The US entry into Shiite areas has had particularly deadly ramifications. The militias that previously provided a local network of security and intelligence against sectarian attacks have been ordered to go to ground by their leadership, to avoid clashes with American troops. Sunni extremists have been able exploit the situation to carry out bombings against Shiite civilians, provoking massive resentment toward the occupation forces.
The proximity of the US bases to residential areas also makes inevitable greater casualties among Iraqi civilians. These are dismissed by the US military as “collateral damage”. The Christian Science Monitor reported on April 24 on one case in which locals in a southern Baghdad suburb allege American helicopters killed a mother, one of her sons and a family friend after mistaking them for insurgents. An air strike in the Shiite district of Sadr City in late March, ordered as part of the establishment of an American forward base in that neighbourhood, left as many as 16 people dead.

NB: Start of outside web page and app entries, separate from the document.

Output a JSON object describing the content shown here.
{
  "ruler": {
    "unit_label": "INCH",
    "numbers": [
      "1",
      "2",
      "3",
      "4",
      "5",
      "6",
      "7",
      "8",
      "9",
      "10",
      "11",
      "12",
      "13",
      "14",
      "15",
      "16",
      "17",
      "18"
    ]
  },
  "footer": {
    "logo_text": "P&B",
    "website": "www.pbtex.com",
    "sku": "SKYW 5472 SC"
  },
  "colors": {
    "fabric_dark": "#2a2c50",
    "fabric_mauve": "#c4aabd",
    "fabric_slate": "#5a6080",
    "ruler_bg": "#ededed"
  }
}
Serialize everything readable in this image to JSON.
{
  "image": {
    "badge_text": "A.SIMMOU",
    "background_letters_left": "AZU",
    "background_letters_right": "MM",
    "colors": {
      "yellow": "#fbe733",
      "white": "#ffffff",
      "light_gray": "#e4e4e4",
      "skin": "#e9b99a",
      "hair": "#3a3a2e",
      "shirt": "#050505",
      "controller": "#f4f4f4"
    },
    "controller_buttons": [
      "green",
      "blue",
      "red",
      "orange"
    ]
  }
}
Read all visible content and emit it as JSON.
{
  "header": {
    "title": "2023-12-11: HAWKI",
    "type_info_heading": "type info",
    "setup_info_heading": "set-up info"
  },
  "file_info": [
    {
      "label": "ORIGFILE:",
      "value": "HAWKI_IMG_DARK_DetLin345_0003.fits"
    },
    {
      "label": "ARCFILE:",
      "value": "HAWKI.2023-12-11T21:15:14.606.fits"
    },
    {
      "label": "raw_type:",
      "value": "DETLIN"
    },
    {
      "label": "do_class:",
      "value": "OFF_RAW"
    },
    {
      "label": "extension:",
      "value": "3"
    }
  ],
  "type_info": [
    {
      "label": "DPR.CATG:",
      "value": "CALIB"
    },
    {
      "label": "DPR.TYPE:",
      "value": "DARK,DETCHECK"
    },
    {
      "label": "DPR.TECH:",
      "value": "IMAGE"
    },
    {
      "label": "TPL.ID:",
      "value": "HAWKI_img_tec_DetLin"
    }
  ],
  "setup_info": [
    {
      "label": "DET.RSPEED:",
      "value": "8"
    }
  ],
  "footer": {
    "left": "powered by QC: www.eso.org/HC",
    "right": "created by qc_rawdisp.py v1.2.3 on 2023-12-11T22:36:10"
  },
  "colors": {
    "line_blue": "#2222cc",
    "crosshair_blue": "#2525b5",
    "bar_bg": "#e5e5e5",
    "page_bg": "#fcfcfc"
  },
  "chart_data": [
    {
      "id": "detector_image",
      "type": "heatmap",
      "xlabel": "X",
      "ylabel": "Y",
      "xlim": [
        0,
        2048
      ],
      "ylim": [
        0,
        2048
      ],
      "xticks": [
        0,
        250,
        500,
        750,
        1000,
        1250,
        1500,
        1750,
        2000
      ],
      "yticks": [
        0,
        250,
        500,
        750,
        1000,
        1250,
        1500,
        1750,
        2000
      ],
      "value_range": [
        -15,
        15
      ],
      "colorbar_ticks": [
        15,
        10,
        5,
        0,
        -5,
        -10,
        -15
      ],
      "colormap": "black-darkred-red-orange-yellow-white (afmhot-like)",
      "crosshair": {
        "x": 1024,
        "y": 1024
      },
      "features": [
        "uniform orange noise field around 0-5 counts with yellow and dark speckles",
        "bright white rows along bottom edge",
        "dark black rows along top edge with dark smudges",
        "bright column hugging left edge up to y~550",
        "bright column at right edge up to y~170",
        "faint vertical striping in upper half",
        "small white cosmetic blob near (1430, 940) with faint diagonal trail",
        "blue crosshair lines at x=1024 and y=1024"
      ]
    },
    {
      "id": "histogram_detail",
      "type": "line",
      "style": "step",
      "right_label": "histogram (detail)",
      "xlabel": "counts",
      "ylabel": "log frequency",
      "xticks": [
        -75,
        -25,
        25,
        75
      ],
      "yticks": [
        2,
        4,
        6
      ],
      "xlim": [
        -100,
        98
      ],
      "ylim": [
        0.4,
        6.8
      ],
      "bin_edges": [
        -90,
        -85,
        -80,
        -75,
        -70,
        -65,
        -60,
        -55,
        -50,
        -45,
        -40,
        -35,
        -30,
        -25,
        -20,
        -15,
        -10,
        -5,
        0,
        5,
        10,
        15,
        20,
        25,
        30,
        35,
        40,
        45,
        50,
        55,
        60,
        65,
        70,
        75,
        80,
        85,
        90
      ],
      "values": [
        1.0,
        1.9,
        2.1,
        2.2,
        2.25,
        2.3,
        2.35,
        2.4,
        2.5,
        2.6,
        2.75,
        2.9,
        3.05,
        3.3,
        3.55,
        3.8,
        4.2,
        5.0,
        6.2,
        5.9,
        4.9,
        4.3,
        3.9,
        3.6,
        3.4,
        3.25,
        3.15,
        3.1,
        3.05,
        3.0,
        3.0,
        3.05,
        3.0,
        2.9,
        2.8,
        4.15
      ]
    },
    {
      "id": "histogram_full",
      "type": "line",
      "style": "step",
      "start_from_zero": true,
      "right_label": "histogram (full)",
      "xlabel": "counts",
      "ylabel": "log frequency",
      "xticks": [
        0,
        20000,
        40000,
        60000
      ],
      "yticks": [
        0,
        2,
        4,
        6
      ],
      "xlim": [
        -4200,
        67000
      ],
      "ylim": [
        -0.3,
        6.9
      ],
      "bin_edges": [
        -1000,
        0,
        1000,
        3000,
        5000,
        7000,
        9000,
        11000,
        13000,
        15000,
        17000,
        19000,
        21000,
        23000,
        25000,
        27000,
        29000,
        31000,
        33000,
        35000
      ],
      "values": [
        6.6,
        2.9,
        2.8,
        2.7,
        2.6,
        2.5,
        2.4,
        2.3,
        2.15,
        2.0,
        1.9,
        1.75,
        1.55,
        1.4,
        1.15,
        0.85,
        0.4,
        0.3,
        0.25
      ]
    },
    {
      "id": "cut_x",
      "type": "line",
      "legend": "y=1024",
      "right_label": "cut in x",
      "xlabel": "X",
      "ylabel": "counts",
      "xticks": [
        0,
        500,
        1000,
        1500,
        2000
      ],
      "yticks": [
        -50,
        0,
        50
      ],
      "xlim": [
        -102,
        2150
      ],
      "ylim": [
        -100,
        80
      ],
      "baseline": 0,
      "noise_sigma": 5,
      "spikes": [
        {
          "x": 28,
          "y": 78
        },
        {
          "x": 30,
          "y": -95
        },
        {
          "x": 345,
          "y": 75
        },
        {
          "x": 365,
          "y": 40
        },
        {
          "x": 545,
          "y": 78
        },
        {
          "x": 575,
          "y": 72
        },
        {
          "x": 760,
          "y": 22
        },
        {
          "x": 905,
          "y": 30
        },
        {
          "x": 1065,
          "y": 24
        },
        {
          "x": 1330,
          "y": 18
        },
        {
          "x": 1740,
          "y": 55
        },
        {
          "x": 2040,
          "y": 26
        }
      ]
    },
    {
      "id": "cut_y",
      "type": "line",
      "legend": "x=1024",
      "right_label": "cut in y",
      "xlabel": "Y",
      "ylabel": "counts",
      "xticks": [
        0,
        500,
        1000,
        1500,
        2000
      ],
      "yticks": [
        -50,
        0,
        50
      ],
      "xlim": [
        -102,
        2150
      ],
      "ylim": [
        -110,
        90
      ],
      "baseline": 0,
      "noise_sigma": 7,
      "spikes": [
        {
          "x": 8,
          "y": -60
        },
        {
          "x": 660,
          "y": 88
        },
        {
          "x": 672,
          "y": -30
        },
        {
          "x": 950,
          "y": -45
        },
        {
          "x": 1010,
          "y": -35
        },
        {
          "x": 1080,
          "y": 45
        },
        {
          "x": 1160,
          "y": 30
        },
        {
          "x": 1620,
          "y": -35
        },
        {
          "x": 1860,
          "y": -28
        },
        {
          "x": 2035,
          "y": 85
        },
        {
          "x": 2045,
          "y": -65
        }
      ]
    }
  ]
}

The Bush administration has repeatedly attempted to justify its escalation with claims it would bring “stability” to Iraq. Every statistic testifies to the contrary.
Iraqi civilians are being killed at a higher rate since the security plan began than before. At least 700 were killed last week alone, including more than 200 in the bombing of the Sadriya market in Baghdad.
Attacks on occupation troops in the relatively stable, predominantly Shiite southern provinces are once again increasing as Shiite anger grows. Eleven British troops have been killed this month—the highest monthly toll in four years. Australian troops, who have suffered only a handful of casualties while operating in the south, were attacked multiple times on Monday. Three were wounded when a roadside bomb crippled their armoured vehicle.
The Baqubah bombing drove the number of US military deaths in April to 85, the highest monthly figures so far in 2007. Total American deaths now stand at 3,333, with another 24,314 wounded.
As the Bush administration’s “surge” continues, the terrible toll of US and Iraqi deaths will only accelerate.